A shadowy Islamist insurgency that has haunted northern Nigeria — surviving repeated, bloody efforts to eliminate it — appears to be branching out and collaborating with Al Qaeda’s affiliates, alarming Western officials and analysts who had previously viewed the militants here as a largely isolated, if deadly, menace.
Just two years ago, the Islamist group stalking police officers in this bustling city seemed on the verge of extinction. In a heavy-handed assault, Nigerian soldiers shelled its headquarters and killed its leader, leaving a grisly tableau of charred ruins, hundreds dead and outmatched members of the group, known as Boko Haram, struggling to fight back, sometimes with little more than bows and arrows.
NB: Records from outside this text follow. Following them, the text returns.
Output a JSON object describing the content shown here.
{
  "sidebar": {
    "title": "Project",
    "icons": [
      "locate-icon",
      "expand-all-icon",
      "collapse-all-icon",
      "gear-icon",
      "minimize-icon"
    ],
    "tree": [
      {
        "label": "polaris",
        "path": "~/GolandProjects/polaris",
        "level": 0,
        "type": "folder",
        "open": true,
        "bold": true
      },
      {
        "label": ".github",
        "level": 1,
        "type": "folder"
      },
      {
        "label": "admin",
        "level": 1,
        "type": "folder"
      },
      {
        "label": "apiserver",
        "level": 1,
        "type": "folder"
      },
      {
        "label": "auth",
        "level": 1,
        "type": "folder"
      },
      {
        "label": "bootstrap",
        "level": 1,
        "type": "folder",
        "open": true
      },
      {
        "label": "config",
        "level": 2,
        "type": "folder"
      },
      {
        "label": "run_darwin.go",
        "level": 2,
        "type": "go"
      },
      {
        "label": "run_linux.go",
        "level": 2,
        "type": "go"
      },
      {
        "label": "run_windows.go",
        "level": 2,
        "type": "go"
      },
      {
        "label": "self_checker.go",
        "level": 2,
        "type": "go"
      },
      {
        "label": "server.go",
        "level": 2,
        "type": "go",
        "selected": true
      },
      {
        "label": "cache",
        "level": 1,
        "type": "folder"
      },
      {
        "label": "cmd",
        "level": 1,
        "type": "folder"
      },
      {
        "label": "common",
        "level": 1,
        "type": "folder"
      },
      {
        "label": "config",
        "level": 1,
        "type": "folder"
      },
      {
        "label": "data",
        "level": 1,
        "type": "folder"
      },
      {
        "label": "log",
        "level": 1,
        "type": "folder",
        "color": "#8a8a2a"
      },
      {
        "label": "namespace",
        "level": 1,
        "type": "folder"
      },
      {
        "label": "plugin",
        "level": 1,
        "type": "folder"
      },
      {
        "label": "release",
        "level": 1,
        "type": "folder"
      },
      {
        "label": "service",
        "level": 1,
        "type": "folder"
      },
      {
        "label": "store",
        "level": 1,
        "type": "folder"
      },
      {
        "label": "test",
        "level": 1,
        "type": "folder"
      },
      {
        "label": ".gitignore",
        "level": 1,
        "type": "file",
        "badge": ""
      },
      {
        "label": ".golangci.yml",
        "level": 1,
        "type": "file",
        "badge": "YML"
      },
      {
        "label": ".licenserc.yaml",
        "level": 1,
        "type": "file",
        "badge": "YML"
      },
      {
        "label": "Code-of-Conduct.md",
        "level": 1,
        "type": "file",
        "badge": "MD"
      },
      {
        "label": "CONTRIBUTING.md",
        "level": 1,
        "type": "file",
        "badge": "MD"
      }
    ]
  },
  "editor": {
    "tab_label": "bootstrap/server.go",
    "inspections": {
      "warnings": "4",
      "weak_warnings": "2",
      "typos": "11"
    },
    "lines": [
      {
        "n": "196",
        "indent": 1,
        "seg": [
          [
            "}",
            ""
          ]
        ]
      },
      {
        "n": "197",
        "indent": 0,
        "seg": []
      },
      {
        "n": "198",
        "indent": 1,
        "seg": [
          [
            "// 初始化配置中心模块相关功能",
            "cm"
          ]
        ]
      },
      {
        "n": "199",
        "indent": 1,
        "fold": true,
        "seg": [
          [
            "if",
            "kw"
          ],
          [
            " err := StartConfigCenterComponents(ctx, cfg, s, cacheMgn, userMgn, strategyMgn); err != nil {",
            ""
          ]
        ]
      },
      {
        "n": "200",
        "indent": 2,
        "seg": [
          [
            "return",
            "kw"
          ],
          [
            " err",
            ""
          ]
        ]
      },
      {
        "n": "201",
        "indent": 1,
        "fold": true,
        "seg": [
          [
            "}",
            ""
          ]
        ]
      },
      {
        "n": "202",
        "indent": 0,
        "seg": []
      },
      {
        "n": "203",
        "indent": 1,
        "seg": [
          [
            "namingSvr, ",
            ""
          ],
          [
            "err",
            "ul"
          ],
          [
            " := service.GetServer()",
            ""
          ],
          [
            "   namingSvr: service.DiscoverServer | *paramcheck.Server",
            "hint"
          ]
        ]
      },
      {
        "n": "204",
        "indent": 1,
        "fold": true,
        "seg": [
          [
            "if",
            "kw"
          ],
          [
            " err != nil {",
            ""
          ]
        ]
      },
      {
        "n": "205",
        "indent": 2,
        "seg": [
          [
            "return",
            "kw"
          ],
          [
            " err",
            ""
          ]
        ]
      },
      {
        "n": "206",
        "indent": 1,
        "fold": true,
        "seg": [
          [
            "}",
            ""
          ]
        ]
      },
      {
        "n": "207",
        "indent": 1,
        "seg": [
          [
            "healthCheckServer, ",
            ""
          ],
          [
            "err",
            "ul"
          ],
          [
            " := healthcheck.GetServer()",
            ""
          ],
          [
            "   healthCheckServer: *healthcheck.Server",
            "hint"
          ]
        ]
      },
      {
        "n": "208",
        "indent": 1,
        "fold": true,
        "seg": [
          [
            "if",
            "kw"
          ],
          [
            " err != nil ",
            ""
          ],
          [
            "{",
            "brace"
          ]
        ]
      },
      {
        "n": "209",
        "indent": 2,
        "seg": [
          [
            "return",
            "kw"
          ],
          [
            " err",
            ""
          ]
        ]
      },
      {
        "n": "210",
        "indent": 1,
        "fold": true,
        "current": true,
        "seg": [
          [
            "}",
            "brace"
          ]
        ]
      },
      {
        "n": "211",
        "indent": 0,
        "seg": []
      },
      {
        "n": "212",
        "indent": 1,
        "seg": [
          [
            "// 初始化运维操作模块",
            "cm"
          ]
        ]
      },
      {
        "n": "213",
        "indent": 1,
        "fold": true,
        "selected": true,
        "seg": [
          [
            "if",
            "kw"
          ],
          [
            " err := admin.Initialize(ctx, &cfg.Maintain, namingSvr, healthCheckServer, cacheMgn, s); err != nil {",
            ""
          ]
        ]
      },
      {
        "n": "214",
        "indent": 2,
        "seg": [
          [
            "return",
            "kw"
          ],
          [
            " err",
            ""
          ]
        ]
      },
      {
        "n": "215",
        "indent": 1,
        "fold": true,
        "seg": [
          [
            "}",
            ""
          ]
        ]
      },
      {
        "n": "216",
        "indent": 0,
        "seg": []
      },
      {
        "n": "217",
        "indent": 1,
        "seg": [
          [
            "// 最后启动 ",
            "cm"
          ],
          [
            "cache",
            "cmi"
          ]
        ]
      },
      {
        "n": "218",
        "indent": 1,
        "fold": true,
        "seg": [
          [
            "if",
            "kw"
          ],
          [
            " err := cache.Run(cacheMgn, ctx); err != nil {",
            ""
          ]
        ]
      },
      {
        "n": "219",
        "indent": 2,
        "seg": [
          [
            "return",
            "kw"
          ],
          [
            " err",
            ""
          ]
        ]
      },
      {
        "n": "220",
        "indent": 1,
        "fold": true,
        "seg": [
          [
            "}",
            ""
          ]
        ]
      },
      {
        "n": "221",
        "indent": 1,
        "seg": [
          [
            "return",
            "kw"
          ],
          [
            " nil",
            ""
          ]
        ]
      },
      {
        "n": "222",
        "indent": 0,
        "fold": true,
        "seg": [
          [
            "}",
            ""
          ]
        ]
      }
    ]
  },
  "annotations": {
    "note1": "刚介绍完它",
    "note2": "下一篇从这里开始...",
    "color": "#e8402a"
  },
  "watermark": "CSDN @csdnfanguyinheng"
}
Now, insurgents strike at the Nigerian military, the police and opponents of Islamic law in near-daily assaults and bombings, using improvised explosive devices that can be detonated remotely and bear the hallmarks of Al Qaeda in the Islamic Maghreb, Western officials and analysts say. Beyond the immediate devastation, the fear is that extremists bent on jihad are spreading their reach across the continent and planting roots in a major, Western-allied state that had not been seen as a hotbed of global terrorism.
Read it all.
Filed under: * Culture-Watch Globalization Religion & Culture Science & Technology Violence * Economics, Politics Terrorism * International News & Commentary Africa Nigeria * Religion News & Commentary Other Faiths Islam
To comment on this article: To article and comments
© 2014 Kendall S. Harmon. All rights reserved.
For original material from Titusonenine (such as articles and commentary by Dr. Harmon) permission to copy and distribute free of charge is granted, provided this notice, the logo, and the web site address are visible on all copies. For permission for use in for-profit publications, please email KSHarmon[at]mindspring[dot]com